Depending on the end products, there are different types of fermentation.

In the cells of the same organism, both cellular respiration and fermentation can occur , depending on the environmental conditions of the cells. For example, some plant cells, which when they have little oxygen oxidize the NADH obtained in glycolysis, producing ethyl alcohol . Another example is that of the shoelaces, which although they are produced by micro-tears of muscle fibers, some authors believe that they are produced by the crystallization of lactic acid. However, they are the microorganisms (yeasts and bacteria) in which we find the greatest variety of types of fermentation.

In fermentation, the incomplete oxidation of organic compounds occurs, so not all the contained energy is released. The energy yield obtained is very low, since only ATP molecules are formed by phosphorylation at the substrate level, in glycolysis, without the participation of the respiratory chain.

Although it seems that fermentation is not energy-efficient due to the little ATP produced, it allows the regeneration of NAD+, which is necessary for glycolysis to continue.

Fermentations are probably the oldest catabolic pathways that have ever existed, since the early atmosphere did not have oxygen.

The fermentation of carbohydrates has a common first stage with respirationglycolysis, and then, from the pyruvic acid obtained, different final products are obtained. The stages of fermentation are:

  • Glycolysis : oxidation of glucose to pyruvic acid. NAD+ is consumed and NADH and 2 ATPare produced.
  • Pyruvic acid reduction  to obtain final products. NAD+ is obtained , which will be used again in glycolysis. If the originating product is lactic acidlactic fermentation has occurred, while if ethanol and CO2 have been obtained, it is alcoholic fermentation.

According to the final product obtained, several types of fermentations are distinguished :

Most important types of fermentation

The main types of fermentation are:

Fundamental ideas about fermentation

Fermentation
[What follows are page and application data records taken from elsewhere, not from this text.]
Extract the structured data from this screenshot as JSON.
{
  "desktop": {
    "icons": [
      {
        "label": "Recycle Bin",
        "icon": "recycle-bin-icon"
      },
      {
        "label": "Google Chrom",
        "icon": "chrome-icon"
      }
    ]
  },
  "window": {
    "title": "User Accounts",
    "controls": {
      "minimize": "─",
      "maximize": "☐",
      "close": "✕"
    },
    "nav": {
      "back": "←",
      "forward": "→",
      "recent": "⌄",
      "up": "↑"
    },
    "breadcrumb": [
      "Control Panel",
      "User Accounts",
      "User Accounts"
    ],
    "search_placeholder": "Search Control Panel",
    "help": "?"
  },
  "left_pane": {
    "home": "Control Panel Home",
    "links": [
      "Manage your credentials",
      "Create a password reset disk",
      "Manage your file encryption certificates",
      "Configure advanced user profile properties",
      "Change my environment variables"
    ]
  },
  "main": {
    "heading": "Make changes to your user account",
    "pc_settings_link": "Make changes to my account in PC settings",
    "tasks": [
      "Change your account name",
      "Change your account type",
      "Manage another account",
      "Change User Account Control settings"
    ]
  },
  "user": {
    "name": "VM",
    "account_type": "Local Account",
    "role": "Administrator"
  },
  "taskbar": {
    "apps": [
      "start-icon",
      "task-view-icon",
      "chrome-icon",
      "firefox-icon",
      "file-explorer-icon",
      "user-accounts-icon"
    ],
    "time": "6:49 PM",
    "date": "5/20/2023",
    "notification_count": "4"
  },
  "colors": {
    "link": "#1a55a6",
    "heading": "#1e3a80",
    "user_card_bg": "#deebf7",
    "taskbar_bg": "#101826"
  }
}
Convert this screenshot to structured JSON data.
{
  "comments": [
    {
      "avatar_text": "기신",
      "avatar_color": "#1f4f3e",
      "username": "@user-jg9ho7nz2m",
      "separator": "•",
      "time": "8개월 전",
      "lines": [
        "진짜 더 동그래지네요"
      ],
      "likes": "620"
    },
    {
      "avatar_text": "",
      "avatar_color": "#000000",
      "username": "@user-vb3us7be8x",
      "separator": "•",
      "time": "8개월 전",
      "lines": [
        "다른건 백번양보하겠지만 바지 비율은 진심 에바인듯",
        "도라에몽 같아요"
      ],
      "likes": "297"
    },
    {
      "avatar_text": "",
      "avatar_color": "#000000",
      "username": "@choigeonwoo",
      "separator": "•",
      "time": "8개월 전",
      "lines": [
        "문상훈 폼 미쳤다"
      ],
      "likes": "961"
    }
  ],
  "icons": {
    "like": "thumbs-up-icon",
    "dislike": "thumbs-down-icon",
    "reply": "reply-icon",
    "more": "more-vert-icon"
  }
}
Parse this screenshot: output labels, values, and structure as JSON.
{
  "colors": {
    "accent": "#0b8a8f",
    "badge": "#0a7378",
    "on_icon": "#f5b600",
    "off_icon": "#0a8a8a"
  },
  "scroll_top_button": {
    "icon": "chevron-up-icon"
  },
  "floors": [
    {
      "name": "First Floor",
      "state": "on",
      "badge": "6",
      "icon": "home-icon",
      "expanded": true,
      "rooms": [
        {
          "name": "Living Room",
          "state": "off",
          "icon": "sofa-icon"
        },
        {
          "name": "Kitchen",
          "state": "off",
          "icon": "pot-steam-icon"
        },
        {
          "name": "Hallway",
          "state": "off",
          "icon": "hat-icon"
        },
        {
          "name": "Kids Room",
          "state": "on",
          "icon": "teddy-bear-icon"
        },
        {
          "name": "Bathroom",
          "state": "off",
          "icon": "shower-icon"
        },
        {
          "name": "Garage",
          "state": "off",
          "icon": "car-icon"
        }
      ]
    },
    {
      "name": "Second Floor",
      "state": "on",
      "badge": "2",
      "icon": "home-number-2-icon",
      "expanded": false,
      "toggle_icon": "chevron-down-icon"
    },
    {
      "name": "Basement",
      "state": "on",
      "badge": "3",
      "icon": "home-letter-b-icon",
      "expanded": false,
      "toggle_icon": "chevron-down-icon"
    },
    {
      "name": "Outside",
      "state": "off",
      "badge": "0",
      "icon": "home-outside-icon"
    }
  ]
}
  • The fermentation is a catabolic process of incomplete oxidation, which does not require oxygen (anaerobic conditions), in which the final electron acceptor is an organic compound.
  • It is produced in the cytoplasm  of bacteria, yeast, muscle cells, and plant cells . 
  • Incomplete oxidation of organic compounds.
  • Stages of fermentation:
    • Glycolysis: oxidation of glucose to pyruvic acid. NAD+ is consumed and NADH and 2 ATP are produced. Only these 2 ATPs are obtained.
    • Pyruvic acid reduction to obtain final products. 
  • Main types of fermentation: